- Keep a notebook nearby to track the sick person’s temperature, oxygen saturation levels (pulse oximeter reading) and other symptoms
Food and Drink:
- Healthy, ready-made food
- Broth, warm tea, water, electrolyte replacement drinks—need to stay hydrated
- Daily multivitamin and vitamin C
- Honey for sore throat
- Pectin-rich foods like apples and bananas (to combat diarrhea, a common symptom and side effect of COVID-19)
- High calorie, nutrient-rich foods such as avocadoes and applesauce (appetite will be low, but important to eat)
- “And never underestimate the power of chicken soup,” says Dr. Mark Hyman of the Cleveland Clinic Center for Functional Medicine. “Protein is very important when fighting viral illness.”
Designate in Advance:
- Ideally, a separate bedroom and bathroom for anyone who’s ill. Healthy family members—and pets—should stay outside that space if possible. Have disinfecting wipes, paper towels and soap bedside.
- List of names, phone numbers and email addresses for family, friends, neighbors, healthcare providers, pharmacy, local health department and other community resources
- Include resources for food and supplies
- Write down important passwords that might come in handy
- Have copies of your insurance cards, ID, advance directive, and power of attorney paperwork handy, in case you have to go to the hospital
- If you live alone, arrange to check in with a friend or relative regularly. Here’s a helpful article from Aging Wisdom colleague Jullie Gray: 5 Tips for Solo Agers During Coronavirus.
For additional resources, visit the Washington State Department of Health COVID-19 Vaccine Information (regular updates); UW Medicine COVID-19 (up-to-date information about care and services); UW Institute for Health Metrics and Evaluation (IHME) COVID-19 Resources; and the CDC Coronavirus (COVID-19) resource webpage.
Contributor Keri Pollock directs marketing and communications for Aging Wisdom, a care management, consultation and creative engagement practice based in Seattle. She is a member of the Age Friendly Coalition for Seattle and King County, serves on the Advisory Committee of the Frye Art Museum Creative Aging Programs, and the Marcom Council of the Alzheimer’s Association, Washington State Chapter.

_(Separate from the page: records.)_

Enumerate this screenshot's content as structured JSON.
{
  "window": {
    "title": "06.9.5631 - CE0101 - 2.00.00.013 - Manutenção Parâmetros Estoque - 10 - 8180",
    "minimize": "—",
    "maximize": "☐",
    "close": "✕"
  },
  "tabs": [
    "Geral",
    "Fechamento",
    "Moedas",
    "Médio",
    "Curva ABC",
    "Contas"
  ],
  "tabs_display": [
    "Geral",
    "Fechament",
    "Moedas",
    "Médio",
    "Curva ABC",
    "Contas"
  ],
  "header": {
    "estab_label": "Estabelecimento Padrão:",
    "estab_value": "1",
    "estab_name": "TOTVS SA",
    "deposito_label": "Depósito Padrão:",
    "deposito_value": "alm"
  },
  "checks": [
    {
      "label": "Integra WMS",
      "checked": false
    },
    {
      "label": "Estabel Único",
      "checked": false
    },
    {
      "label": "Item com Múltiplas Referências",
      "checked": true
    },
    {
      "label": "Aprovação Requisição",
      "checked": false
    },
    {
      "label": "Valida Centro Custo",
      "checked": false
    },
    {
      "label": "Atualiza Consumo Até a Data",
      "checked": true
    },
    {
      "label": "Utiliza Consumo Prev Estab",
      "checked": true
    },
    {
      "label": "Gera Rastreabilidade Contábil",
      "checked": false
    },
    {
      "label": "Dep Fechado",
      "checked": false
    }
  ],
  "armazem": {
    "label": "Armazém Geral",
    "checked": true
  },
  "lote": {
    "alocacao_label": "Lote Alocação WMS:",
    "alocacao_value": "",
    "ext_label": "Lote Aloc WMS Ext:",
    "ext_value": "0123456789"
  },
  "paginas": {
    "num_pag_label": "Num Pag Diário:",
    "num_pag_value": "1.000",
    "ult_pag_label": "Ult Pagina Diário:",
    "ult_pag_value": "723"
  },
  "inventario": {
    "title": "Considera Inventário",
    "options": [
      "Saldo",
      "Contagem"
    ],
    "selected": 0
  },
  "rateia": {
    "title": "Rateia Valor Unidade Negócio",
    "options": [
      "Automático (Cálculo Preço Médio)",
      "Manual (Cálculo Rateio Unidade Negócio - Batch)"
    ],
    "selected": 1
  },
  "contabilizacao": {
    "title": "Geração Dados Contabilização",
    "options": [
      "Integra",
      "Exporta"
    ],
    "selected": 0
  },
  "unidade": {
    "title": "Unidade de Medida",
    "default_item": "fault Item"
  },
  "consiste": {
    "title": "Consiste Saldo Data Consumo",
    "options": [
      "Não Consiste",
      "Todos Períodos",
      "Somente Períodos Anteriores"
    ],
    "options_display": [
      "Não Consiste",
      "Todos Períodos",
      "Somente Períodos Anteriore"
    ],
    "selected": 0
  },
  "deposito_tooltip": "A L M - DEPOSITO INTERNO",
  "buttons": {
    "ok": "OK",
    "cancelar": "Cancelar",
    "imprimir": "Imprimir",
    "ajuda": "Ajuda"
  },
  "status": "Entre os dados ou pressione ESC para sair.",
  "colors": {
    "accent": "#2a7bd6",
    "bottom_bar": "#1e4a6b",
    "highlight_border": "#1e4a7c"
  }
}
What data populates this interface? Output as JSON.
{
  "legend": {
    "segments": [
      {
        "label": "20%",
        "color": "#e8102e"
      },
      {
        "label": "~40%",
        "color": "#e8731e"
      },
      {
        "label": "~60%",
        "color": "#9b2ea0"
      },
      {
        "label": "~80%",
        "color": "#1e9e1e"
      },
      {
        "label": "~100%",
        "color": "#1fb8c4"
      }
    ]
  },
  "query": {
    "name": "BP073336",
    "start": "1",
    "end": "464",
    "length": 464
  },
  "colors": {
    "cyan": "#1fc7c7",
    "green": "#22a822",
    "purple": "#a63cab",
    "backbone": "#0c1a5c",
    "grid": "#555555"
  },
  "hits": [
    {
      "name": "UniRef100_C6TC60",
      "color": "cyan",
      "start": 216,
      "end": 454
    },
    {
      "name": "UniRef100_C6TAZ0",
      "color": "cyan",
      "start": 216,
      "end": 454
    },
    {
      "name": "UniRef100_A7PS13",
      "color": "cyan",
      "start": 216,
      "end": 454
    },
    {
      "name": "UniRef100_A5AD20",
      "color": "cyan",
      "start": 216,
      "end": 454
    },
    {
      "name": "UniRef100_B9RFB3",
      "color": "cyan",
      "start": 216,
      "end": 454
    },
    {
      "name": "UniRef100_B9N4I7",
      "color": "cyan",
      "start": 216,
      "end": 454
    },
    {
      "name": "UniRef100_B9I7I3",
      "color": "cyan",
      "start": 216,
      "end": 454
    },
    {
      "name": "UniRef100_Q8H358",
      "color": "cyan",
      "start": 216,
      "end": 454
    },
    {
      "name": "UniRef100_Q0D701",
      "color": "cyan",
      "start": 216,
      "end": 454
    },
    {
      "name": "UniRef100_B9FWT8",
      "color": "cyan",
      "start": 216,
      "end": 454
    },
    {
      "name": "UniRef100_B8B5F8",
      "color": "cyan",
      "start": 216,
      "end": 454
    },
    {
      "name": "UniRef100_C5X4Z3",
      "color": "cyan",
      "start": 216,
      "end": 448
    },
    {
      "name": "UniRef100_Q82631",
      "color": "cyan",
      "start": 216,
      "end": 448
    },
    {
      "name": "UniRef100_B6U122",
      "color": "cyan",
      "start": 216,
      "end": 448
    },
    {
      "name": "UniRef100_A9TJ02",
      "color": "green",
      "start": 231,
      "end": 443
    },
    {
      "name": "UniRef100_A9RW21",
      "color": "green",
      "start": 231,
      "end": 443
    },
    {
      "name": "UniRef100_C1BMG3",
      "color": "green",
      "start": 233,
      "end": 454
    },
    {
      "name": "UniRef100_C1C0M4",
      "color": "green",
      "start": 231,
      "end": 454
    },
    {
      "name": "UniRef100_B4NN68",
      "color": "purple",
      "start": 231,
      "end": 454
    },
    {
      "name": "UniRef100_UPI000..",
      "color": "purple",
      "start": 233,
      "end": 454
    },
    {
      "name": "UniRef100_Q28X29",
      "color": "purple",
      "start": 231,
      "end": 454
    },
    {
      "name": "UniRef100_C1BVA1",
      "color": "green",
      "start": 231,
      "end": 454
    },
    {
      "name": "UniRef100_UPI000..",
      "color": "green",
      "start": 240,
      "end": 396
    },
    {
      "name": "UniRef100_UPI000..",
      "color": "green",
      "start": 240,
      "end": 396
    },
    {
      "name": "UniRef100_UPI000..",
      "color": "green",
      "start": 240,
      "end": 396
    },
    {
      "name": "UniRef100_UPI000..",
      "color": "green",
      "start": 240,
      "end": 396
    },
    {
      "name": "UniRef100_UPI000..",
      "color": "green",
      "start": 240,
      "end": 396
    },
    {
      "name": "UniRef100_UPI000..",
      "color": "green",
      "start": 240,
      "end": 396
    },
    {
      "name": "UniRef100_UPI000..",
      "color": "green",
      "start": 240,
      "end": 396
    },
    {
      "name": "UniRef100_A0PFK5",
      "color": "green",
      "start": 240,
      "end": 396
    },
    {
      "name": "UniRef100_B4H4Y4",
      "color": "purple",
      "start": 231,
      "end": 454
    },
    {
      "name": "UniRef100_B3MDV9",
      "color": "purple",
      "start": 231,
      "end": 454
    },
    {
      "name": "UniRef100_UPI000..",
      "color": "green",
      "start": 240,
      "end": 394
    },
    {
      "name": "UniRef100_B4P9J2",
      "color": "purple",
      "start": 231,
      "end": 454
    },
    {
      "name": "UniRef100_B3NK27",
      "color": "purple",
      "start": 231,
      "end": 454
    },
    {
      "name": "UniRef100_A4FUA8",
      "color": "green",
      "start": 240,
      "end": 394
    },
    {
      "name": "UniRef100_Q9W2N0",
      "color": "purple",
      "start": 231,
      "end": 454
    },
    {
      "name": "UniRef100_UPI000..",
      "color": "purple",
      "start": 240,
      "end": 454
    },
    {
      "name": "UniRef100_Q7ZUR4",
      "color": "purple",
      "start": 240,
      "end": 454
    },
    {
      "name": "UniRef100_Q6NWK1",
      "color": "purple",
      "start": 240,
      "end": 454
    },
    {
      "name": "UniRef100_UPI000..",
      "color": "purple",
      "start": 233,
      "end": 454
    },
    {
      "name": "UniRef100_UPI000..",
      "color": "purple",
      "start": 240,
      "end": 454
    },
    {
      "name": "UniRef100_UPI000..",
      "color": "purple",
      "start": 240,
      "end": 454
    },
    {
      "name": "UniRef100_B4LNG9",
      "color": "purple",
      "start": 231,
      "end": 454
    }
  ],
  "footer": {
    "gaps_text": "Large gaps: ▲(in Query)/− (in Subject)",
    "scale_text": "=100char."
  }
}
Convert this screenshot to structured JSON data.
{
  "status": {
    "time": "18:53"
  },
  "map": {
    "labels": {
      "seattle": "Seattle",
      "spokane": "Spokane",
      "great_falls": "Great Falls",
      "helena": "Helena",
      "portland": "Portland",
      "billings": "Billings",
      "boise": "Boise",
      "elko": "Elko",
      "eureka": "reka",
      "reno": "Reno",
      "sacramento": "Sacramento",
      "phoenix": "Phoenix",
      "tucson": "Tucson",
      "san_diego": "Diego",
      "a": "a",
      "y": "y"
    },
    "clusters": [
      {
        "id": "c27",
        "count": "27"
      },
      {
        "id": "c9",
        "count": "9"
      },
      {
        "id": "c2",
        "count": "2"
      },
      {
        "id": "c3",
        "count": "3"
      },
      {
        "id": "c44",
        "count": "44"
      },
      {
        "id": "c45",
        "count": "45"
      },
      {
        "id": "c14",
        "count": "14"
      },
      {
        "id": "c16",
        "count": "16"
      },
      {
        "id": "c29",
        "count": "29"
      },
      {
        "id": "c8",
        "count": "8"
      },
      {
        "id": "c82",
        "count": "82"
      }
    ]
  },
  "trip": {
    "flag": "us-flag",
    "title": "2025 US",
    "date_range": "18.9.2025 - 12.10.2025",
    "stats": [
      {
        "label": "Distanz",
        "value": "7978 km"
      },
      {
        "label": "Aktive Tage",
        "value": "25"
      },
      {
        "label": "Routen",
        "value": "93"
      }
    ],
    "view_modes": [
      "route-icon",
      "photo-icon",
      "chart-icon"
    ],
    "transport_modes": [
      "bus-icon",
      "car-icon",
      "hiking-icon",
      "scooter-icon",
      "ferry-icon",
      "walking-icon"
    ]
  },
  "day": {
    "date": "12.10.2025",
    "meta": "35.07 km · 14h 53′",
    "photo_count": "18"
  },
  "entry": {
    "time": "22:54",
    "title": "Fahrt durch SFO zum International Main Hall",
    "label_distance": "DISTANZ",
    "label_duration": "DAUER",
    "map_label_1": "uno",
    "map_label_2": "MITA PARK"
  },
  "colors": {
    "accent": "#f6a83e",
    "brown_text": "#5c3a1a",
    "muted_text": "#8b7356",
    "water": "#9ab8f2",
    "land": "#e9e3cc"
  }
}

This article originally appeared in the January issue of AgeWise King County.